Retype every entry below without any change.

Extracted data entries:
========================================

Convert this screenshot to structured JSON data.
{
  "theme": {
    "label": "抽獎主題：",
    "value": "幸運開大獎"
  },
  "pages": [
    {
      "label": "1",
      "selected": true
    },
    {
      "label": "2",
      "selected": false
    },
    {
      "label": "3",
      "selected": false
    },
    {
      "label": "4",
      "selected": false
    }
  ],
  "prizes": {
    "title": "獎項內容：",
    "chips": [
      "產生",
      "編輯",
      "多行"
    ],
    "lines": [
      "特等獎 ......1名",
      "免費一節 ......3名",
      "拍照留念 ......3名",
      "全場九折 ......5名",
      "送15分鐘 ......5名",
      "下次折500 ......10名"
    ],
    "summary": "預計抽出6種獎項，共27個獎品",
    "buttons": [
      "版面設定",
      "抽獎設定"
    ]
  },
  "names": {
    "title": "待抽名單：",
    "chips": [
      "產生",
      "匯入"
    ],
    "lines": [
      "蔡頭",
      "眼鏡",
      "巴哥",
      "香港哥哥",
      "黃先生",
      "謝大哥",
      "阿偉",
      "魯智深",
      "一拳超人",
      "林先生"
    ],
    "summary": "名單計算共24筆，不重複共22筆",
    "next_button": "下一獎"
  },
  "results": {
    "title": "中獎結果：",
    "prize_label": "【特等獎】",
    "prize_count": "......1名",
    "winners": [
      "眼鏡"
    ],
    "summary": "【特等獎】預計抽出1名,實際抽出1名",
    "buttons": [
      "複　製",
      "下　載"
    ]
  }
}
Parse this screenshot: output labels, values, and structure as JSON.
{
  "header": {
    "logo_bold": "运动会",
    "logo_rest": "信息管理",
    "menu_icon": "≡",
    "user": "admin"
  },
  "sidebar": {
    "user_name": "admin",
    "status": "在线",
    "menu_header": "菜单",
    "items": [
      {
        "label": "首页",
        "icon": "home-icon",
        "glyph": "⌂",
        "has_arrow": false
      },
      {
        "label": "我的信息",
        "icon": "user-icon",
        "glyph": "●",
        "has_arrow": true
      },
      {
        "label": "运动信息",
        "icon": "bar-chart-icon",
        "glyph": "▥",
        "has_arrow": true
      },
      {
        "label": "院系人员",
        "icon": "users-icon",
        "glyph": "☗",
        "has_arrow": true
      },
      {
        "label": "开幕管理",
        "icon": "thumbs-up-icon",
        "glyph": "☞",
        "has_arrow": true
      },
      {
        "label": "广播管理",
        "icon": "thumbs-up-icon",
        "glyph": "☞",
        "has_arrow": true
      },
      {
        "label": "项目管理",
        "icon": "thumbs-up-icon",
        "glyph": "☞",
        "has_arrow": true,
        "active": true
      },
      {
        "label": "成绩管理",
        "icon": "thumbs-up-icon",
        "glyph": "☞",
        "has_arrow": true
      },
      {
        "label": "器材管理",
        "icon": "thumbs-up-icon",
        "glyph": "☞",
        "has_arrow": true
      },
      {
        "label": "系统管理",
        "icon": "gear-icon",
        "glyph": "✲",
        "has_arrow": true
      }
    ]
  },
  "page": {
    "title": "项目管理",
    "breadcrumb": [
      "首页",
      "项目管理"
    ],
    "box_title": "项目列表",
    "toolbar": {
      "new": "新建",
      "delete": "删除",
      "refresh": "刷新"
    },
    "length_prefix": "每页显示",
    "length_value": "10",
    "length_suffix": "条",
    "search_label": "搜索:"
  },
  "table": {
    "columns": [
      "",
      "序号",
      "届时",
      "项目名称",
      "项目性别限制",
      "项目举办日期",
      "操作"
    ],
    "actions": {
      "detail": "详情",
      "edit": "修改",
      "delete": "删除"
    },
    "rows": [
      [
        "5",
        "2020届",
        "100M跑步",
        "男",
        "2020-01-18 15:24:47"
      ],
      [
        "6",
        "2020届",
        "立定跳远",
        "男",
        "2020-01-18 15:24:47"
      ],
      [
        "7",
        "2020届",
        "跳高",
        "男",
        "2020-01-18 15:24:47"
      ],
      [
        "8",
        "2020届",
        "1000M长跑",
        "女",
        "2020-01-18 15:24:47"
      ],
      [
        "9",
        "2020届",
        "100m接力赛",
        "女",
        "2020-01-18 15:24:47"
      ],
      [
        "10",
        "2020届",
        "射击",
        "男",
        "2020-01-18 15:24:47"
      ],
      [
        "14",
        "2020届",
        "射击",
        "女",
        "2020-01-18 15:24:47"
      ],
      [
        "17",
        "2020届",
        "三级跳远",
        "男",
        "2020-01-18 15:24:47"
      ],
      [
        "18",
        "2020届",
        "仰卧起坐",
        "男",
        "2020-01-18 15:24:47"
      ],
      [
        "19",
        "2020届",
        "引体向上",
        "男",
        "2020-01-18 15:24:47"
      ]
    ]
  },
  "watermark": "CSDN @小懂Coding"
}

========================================

ANSWER FOR THE TASK:
Convert this screenshot to structured JSON data.
{
  "theme": {
    "label": "抽獎主題：",
    "value": "幸運開大獎"
  },
  "pages": [
    {
      "label": "1",
      "selected": true
    },
    {
      "label": "2",
      "selected": false
    },
    {
      "label": "3",
      "selected": false
    },
    {
      "label": "4",
      "selected": false
    }
  ],
  "prizes": {
    "title": "獎項內容：",
    "chips": [
      "產生",
      "編輯",
      "多行"
    ],
    "lines": [
      "特等獎 ......1名",
      "免費一節 ......3名",
      "拍照留念 ......3名",
      "全場九折 ......5名",
      "送15分鐘 ......5名",
      "下次折500 ......10名"
    ],
    "summary": "預計抽出6種獎項，共27個獎品",
    "buttons": [
      "版面設定",
      "抽獎設定"
    ]
  },
  "names": {
    "title": "待抽名單：",
    "chips": [
      "產生",
      "匯入"
    ],
    "lines": [
      "蔡頭",
      "眼鏡",
      "巴哥",
      "香港哥哥",
      "黃先生",
      "謝大哥",
      "阿偉",
      "魯智深",
      "一拳超人",
      "林先生"
    ],
    "summary": "名單計算共24筆，不重複共22筆",
    "next_button": "下一獎"
  },
  "results": {
    "title": "中獎結果：",
    "prize_label": "【特等獎】",
    "prize_count": "......1名",
    "winners": [
      "眼鏡"
    ],
    "summary": "【特等獎】預計抽出1名,實際抽出1名",
    "buttons": [
      "複　製",
      "下　載"
    ]
  }
}
Parse this screenshot: output labels, values, and structure as JSON.
{
  "header": {
    "logo_bold": "运动会",
    "logo_rest": "信息管理",
    "menu_icon": "≡",
    "user": "admin"
  },
  "sidebar": {
    "user_name": "admin",
    "status": "在线",
    "menu_header": "菜单",
    "items": [
      {
        "label": "首页",
        "icon": "home-icon",
        "glyph": "⌂",
        "has_arrow": false
      },
      {
        "label": "我的信息",
        "icon": "user-icon",
        "glyph": "●",
        "has_arrow": true
      },
      {
        "label": "运动信息",
        "icon": "bar-chart-icon",
        "glyph": "▥",
        "has_arrow": true
      },
      {
        "label": "院系人员",
        "icon": "users-icon",
        "glyph": "☗",
        "has_arrow": true
      },
      {
        "label": "开幕管理",
        "icon": "thumbs-up-icon",
        "glyph": "☞",
        "has_arrow": true
      },
      {
        "label": "广播管理",
        "icon": "thumbs-up-icon",
        "glyph": "☞",
        "has_arrow": true
      },
      {
        "label": "项目管理",
        "icon": "thumbs-up-icon",
        "glyph": "☞",
        "has_arrow": true,
        "active": true
      },
      {
        "label": "成绩管理",
        "icon": "thumbs-up-icon",
        "glyph": "☞",
        "has_arrow": true
      },
      {
        "label": "器材管理",
        "icon": "thumbs-up-icon",
        "glyph": "☞",
        "has_arrow": true
      },
      {
        "label": "系统管理",
        "icon": "gear-icon",
        "glyph": "✲",
        "has_arrow": true
      }
    ]
  },
  "page": {
    "title": "项目管理",
    "breadcrumb": [
      "首页",
      "项目管理"
    ],
    "box_title": "项目列表",
    "toolbar": {
      "new": "新建",
      "delete": "删除",
      "refresh": "刷新"
    },
    "length_prefix": "每页显示",
    "length_value": "10",
    "length_suffix": "条",
    "search_label": "搜索:"
  },
  "table": {
    "columns": [
      "",
      "序号",
      "届时",
      "项目名称",
      "项目性别限制",
      "项目举办日期",
      "操作"
    ],
    "actions": {
      "detail": "详情",
      "edit": "修改",
      "delete": "删除"
    },
    "rows": [
      [
        "5",
        "2020届",
        "100M跑步",
        "男",
        "2020-01-18 15:24:47"
      ],
      [
        "6",
        "2020届",
        "立定跳远",
        "男",
        "2020-01-18 15:24:47"
      ],
      [
        "7",
        "2020届",
        "跳高",
        "男",
        "2020-01-18 15:24:47"
      ],
      [
        "8",
        "2020届",
        "1000M长跑",
        "女",
        "2020-01-18 15:24:47"
      ],
      [
        "9",
        "2020届",
        "100m接力赛",
        "女",
        "2020-01-18 15:24:47"
      ],
      [
        "10",
        "2020届",
        "射击",
        "男",
        "2020-01-18 15:24:47"
      ],
      [
        "14",
        "2020届",
        "射击",
        "女",
        "2020-01-18 15:24:47"
      ],
      [
        "17",
        "2020届",
        "三级跳远",
        "男",
        "2020-01-18 15:24:47"
      ],
      [
        "18",
        "2020届",
        "仰卧起坐",
        "男",
        "2020-01-18 15:24:47"
      ],
      [
        "19",
        "2020届",
        "引体向上",
        "男",
        "2020-01-18 15:24:47"
      ]
    ]
  },
  "watermark": "CSDN @小懂Coding"
}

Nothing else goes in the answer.